December 12, 2017

Environmental Education: A Strategy for Today & Tomorrow’s World

When I was a young boy, I went to a school outside of Philadelphia where part of nearly every day found me running in the woods that ringed campus, playing in a creek, and basking in nature. These experiences imprinted vivid memories that, four decades later, I can recall easily as I write this in my office in a San Francisco skyscraper.

Just east of here, our trustee Randi Fisher’s connection to the environment was kindled growing up in Sacramento, California, where she spent time fishing and enjoying the open spaces of California’s Central Valley with her family.

Looking back, I’m convinced those experiences shaped the trajectory of my life and career, making the environment integral to who I am, what I do, and what I care about. I know Randi feels the same way about her time outdoors.

These experiences carry over to the Pisces Foundation. What enriched Randi and me when we were kids can make a difference for all who are fortunate to spend time in nature. Environmental education teaches children, from the earliest ages, to be good stewards of our environment. While it doesn’t tell young people how to think, environmental education does teach kids to be better-informed members of their community.

But environmental education also bestows a wider range of benefits. We know now that environmental learning sticks with kids more than traditional learning, fuels interest in science, and sparks the curiosity that makes kids better learners, including in math and the language arts. It also improves health and wellness, because play outdoors improves children’s mental and physical health. Environmental education strengthens children’s self-esteem, leadership, and character, and enhances social justice by leveling the playing field across genders and ethnicities.

Because of this powerful set of attributes, at the Pisces Foundation we want to help make environmental education part of children’s everyday experience. We believe that, together with partners, we can help systematically stitch together and elevate the work being conducted in the environmental education field. The result over time: improved environmental literacy across the country.
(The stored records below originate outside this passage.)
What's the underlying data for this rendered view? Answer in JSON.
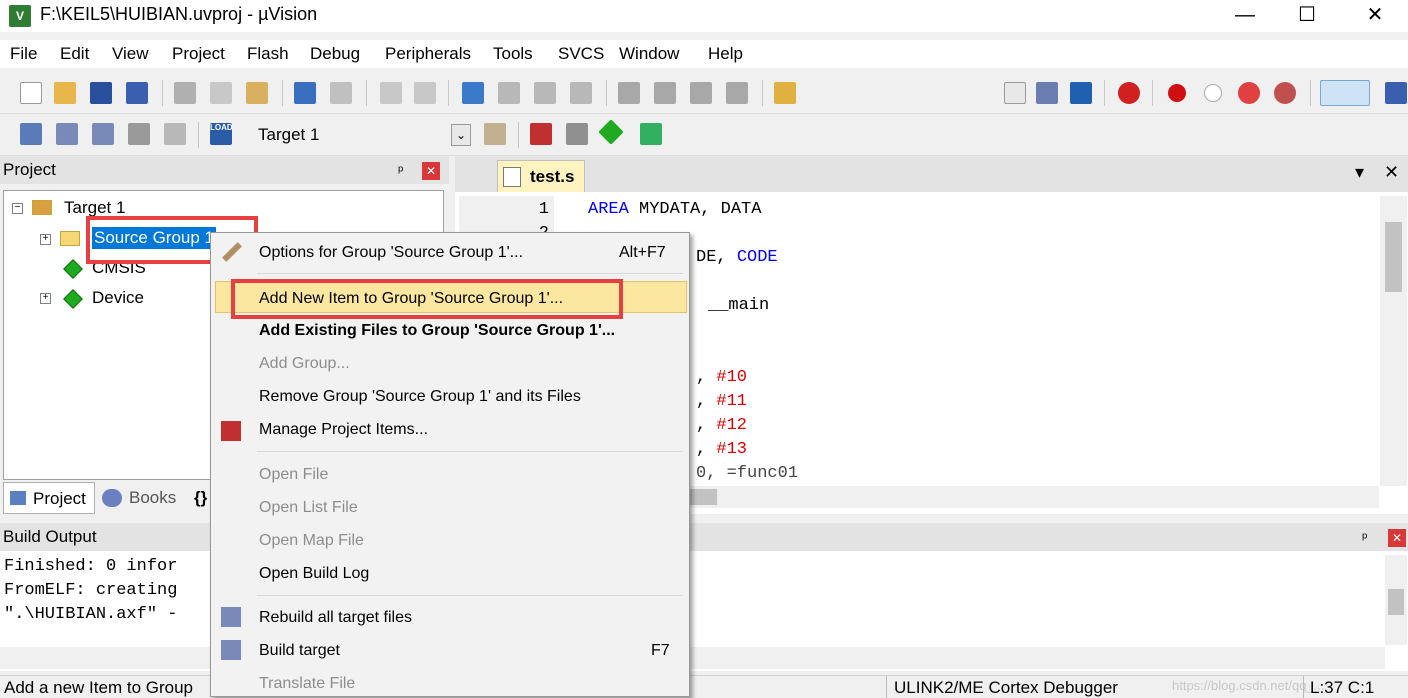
{
  "window": {
    "title": "F:\\KEIL5\\HUIBIAN.uvproj - µVision",
    "app_icon_letter": "V",
    "minimize": "—",
    "maximize": "☐",
    "close": "✕"
  },
  "menubar": {
    "items": [
      "File",
      "Edit",
      "View",
      "Project",
      "Flash",
      "Debug",
      "Peripherals",
      "Tools",
      "SVCS",
      "Window",
      "Help"
    ]
  },
  "build_toolbar": {
    "target_select": "Target 1",
    "load_label": "LOAD"
  },
  "project_pane": {
    "title": "Project",
    "pin": "ᵖ",
    "close": "✕",
    "tree": {
      "root": "Target 1",
      "children": [
        "Source Group 1",
        "CMSIS",
        "Device"
      ]
    },
    "bottom_tabs": [
      "Project",
      "Books",
      "{}"
    ]
  },
  "editor": {
    "tab_label": "test.s",
    "tab_dropdown": "▾",
    "tab_close": "✕",
    "line_numbers": [
      "1",
      "2"
    ],
    "lines": [
      {
        "kw": "AREA",
        "rest": " MYDATA, DATA"
      },
      {
        "pre": "DE, ",
        "kw": "CODE"
      },
      {
        "rest": "__main"
      },
      {
        "pre": ", ",
        "num": "#10"
      },
      {
        "pre": ", ",
        "num": "#11"
      },
      {
        "pre": ", ",
        "num": "#12"
      },
      {
        "pre": ", ",
        "num": "#13"
      },
      {
        "rest": "0, =func01"
      }
    ]
  },
  "build_output": {
    "title": "Build Output",
    "lines": [
      "Finished: 0 infor",
      "FromELF: creating",
      "\".\\HUIBIAN.axf\" -"
    ]
  },
  "context_menu": {
    "items": [
      {
        "label": "Options for Group 'Source Group 1'...",
        "shortcut": "Alt+F7",
        "state": "normal",
        "icon": "wand-icon"
      },
      {
        "label": "Add New  Item to Group 'Source Group 1'...",
        "shortcut": "",
        "state": "highlighted"
      },
      {
        "label": "Add Existing Files to Group 'Source Group 1'...",
        "shortcut": "",
        "state": "bold"
      },
      {
        "label": "Add Group...",
        "shortcut": "",
        "state": "disabled"
      },
      {
        "label": "Remove Group 'Source Group 1' and its Files",
        "shortcut": "",
        "state": "normal"
      },
      {
        "label": "Manage Project Items...",
        "shortcut": "",
        "state": "normal",
        "icon": "manage-items-icon"
      },
      {
        "label": "Open File",
        "shortcut": "",
        "state": "disabled"
      },
      {
        "label": "Open List File",
        "shortcut": "",
        "state": "disabled"
      },
      {
        "label": "Open Map File",
        "shortcut": "",
        "state": "disabled"
      },
      {
        "label": "Open Build Log",
        "shortcut": "",
        "state": "normal"
      },
      {
        "label": "Rebuild all target files",
        "shortcut": "",
        "state": "normal",
        "icon": "rebuild-icon"
      },
      {
        "label": "Build target",
        "shortcut": "F7",
        "state": "normal",
        "icon": "build-icon"
      },
      {
        "label": "Translate File",
        "shortcut": "",
        "state": "disabled"
      }
    ]
  },
  "statusbar": {
    "hint": "Add a new Item to Group",
    "debugger": "ULINK2/ME Cortex Debugger",
    "position": "L:37 C:1",
    "watermark": "https://blog.csdn.net/qq_..."
  },
  "colors": {
    "highlight_box": "#e84040",
    "selection": "#0078d7",
    "menu_hover": "#fce7a0",
    "keyword": "#0000ff",
    "number": "#e00000"
  }
}
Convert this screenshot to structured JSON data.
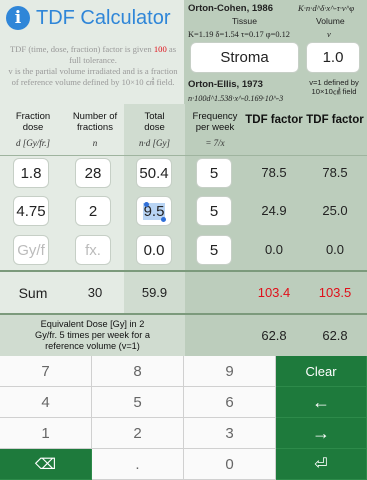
{
  "app": {
    "title": "TDF Calculator",
    "description_pre": "TDF (time, dose, fraction) factor is given ",
    "description_hl": "100",
    "description_post": " as full tolerance.",
    "description_line2": "v is the partial volume irradiated and is a fraction of reference volume defined by 10×10 ㎠ field."
  },
  "orton_cohen": {
    "title": "Orton-Cohen, 1986",
    "formula": "K·n·d^δ·x^-τ·v^φ",
    "tissue_label": "Tissue",
    "volume_label": "Volume",
    "params": "K=1.19 δ=1.54 τ=0.17 φ=0.12",
    "volume_symbol": "v",
    "tissue_value": "Stroma",
    "volume_value": "1.0"
  },
  "orton_ellis": {
    "title": "Orton-Ellis, 1973",
    "formula": "n·100d^1.538·x^-0.169·10^-3",
    "volume_note": "v=1 defined by 10×10㎠ field"
  },
  "columns": {
    "fraction_dose": "Fraction dose",
    "fraction_dose_sub": "d [Gy/fr.]",
    "num_fractions": "Number of fractions",
    "num_fractions_sub": "n",
    "total_dose": "Total dose",
    "total_dose_sub": "n·d [Gy]",
    "frequency": "Frequency per week",
    "frequency_sub": "= 7/x",
    "tdf1": "TDF factor",
    "tdf2": "TDF factor"
  },
  "rows": [
    {
      "dose": "1.8",
      "fractions": "28",
      "total": "50.4",
      "freq": "5",
      "tdf1": "78.5",
      "tdf2": "78.5"
    },
    {
      "dose": "4.75",
      "fractions": "2",
      "total": "9.5",
      "freq": "5",
      "tdf1": "24.9",
      "tdf2": "25.0"
    },
    {
      "dose": "Gy/f",
      "fractions": "fx.",
      "total": "0.0",
      "freq": "5",
      "tdf1": "0.0",
      "tdf2": "0.0"
    }
  ],
  "sum": {
    "label": "Sum",
    "fractions": "30",
    "total": "59.9",
    "tdf1": "103.4",
    "tdf2": "103.5"
  },
  "equivalent": {
    "text": "Equivalent Dose [Gy] in 2 Gy/fr. 5 times per week for a reference volume (v=1)",
    "val1": "62.8",
    "val2": "62.8"
  },
  "keyboard": {
    "keys": [
      "7",
      "8",
      "9",
      "4",
      "5",
      "6",
      "1",
      "2",
      "3",
      ".",
      "0"
    ],
    "clear": "Clear",
    "delete_symbol": "⌫",
    "left_arrow": "←",
    "right_arrow": "→",
    "enter_symbol": "⏎"
  },
  "colors": {
    "accent": "#2f86d8",
    "red": "#e0101a",
    "green_key": "#1e7a3c"
  }
}
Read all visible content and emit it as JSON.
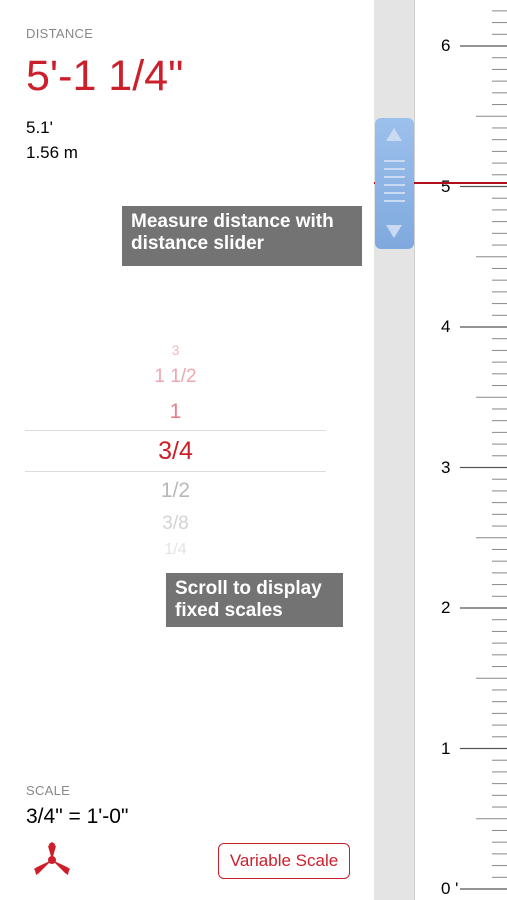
{
  "distance": {
    "label": "DISTANCE",
    "value": "5'-1 1/4\"",
    "feet_decimal": "5.1'",
    "meters": "1.56 m"
  },
  "tooltips": {
    "slider": "Measure distance with distance slider",
    "scroll": "Scroll to display fixed scales"
  },
  "picker": {
    "items": [
      "3",
      "1 1/2",
      "1",
      "3/4",
      "1/2",
      "3/8",
      "1/4"
    ],
    "selected": "3/4"
  },
  "scale": {
    "label": "SCALE",
    "value": "3/4\" = 1'-0\""
  },
  "buttons": {
    "variable_scale": "Variable Scale"
  },
  "ruler": {
    "labels": [
      "6",
      "5",
      "4",
      "3",
      "2",
      "1",
      "0 '"
    ]
  },
  "icons": {
    "logo": "tri-blade-logo-icon",
    "slider_up": "triangle-up-icon",
    "slider_down": "triangle-down-icon",
    "slider_grip": "grip-lines-icon"
  },
  "colors": {
    "accent": "#cc1f2b",
    "slider": "#8bb3e4",
    "tooltip": "#737373"
  }
}
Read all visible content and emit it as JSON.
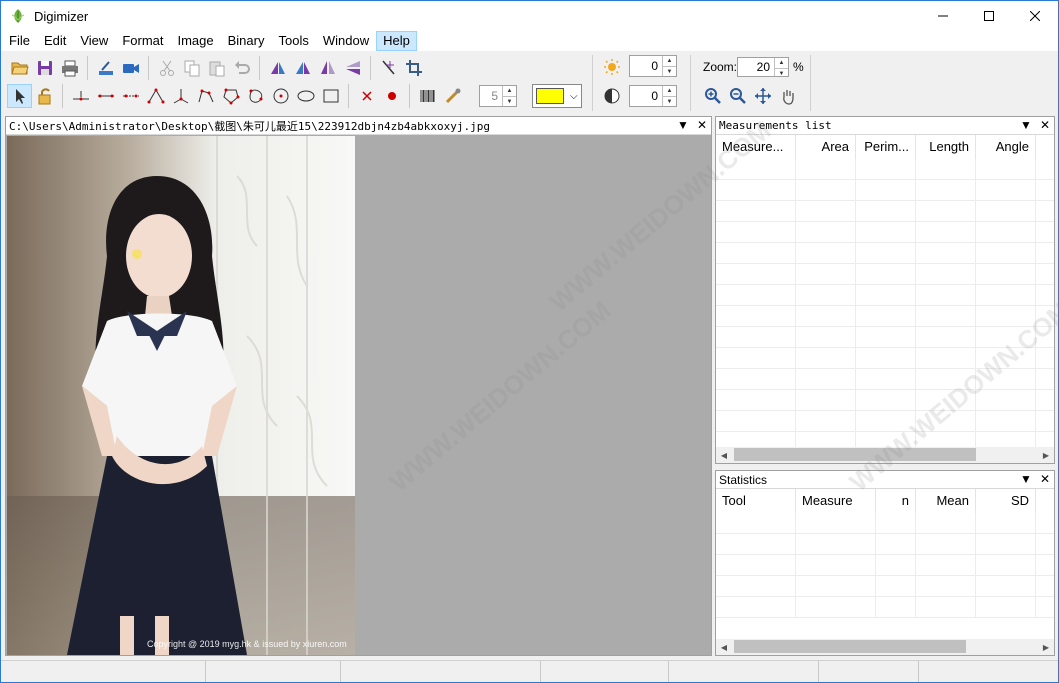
{
  "window": {
    "title": "Digimizer",
    "controls": [
      "minimize-icon",
      "maximize-icon",
      "close-icon"
    ]
  },
  "menu": [
    "File",
    "Edit",
    "View",
    "Format",
    "Image",
    "Binary",
    "Tools",
    "Window",
    "Help"
  ],
  "toolbar": {
    "brightness_value": "0",
    "contrast_value": "0",
    "zoom_label": "Zoom:",
    "zoom_value": "20",
    "zoom_unit": "%",
    "line_width_value": "5",
    "color": "#ffff00"
  },
  "image_window": {
    "path": "C:\\Users\\Administrator\\Desktop\\截图\\朱可儿最近15\\223912dbjn4zb4abkxoxyj.jpg",
    "copyright": "Copyright @ 2019 myg.hk & issued by xiuren.com"
  },
  "measurements": {
    "title": "Measurements list",
    "columns": [
      "Measure...",
      "Area",
      "Perim...",
      "Length",
      "Angle"
    ]
  },
  "statistics": {
    "title": "Statistics",
    "columns": [
      "Tool",
      "Measure",
      "n",
      "Mean",
      "SD"
    ]
  },
  "watermark": "WWW.WEIDOWN.COM"
}
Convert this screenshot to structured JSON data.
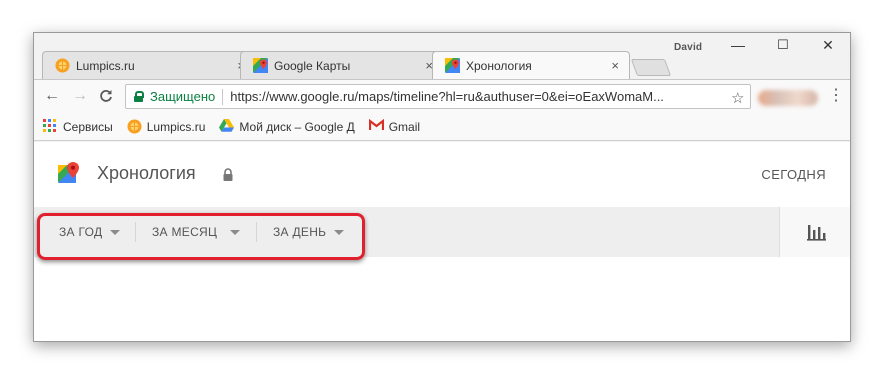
{
  "browser": {
    "user_name": "David",
    "window_controls": {
      "minimize": "—",
      "maximize": "☐",
      "close": "✕"
    },
    "tabs": [
      {
        "title": "Lumpics.ru",
        "close": "×",
        "favicon": "orange-circle-icon"
      },
      {
        "title": "Google Карты",
        "close": "×",
        "favicon": "google-maps-icon"
      },
      {
        "title": "Хронология",
        "close": "×",
        "favicon": "google-maps-icon",
        "active": true
      }
    ],
    "nav": {
      "back": "←",
      "forward": "→",
      "reload": "C"
    },
    "omnibox": {
      "secure_label": "Защищено",
      "url": "https://www.google.ru/maps/timeline?hl=ru&authuser=0&ei=oEaxWomaM..."
    },
    "star": "☆",
    "menu": "⋮",
    "bookmarks": [
      {
        "label": "Сервисы",
        "icon": "apps-grid-icon"
      },
      {
        "label": "Lumpics.ru",
        "icon": "orange-circle-icon"
      },
      {
        "label": "Мой диск – Google Д",
        "icon": "google-drive-icon"
      },
      {
        "label": "Gmail",
        "icon": "gmail-icon"
      }
    ]
  },
  "page": {
    "title": "Хронология",
    "today_button": "СЕГОДНЯ",
    "filters": [
      {
        "label": "ЗА ГОД"
      },
      {
        "label": "ЗА МЕСЯЦ"
      },
      {
        "label": "ЗА ДЕНЬ"
      }
    ],
    "accent_highlight": "#e0202e"
  }
}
Under the leadership of senior program officer Jason Morris, a former environmental educator himself and a field leader, we are pursuing this goal by bolstering the stature of the environmental education field as a whole and strengthening each part of it, from formal in-school education to after-school programs, from basic research to new policy initiatives. Jason works closely with program associate Kaylee Mulligan, who brings to our work her experience in multiple organizations working to build environmental know-how.

On the school campus, we seek out model programs that can be scaled nationally—such as green schoolyards and cutting-edge citizen science platforms fueling environmental education-rich learning in and out of the classroom.

There’s also an opportunity to bolster the many existing programs that provide environmentally focused after-school activities, school field trips, service learning, and summer camps, all of which offer great venues for high-quality environmental education. Focusing on middle and high school, the Pisces Foundation funds professional development efforts that “teach the teachers” to strengthen the quality of programs offered.

Professional development does not occur in a vacuum. Like many important efforts in the field, it can be shaped best by strong, science-based research. That’s why the Pisces Foundation is supporting academic research at major universities and efforts to summarize and make existing research more accessible to practitioners.

Most states, aware of an impressive body of existing research and seeing the benefits of environmental education described above, have completed environmental literacy plans (ELPs). ELPs do at a state level what our Foundation seeks to do across the field: power environmental learning by stitching together existing and new efforts so that the sum of the parts exceeds the whole. We are supporting educators and others who are working to implement these plans from California through the South to the Mid-Atlantic states on the East Coast.

Beyond increasing the quality and quantity of environmental education for all young people in the U.S., the Pisces Foundation also helps develop the environmental education field by bringing more funders together to support it through the Blue Sky Funders Forum. We launched this endeavor three years ago to promote greater visibility and increased funding for equitable and inclusive environmental education for all young people.

All of our efforts come down to this: when kids gain the environmental know-how they need to thrive in our rapidly changing world, we’ll see smarter decisions, stronger communities, and daily actions that improve their well-being and our planet. In short, we’ll get closer to our Foundation’s vision of people and nature thriving together.

I didn’t know I’d be a part of this effort when, during school recess, my friends and I were jumping from stone to stone in Ridley Creek. But there’s something fitting about it, just the same.



(1) Photo credit: Ten Strands
(2) Photo credit: Chesapeake Bay Foundation
(3) Photo credit: BEETLES
(4) Photo credit: Student Conservation Association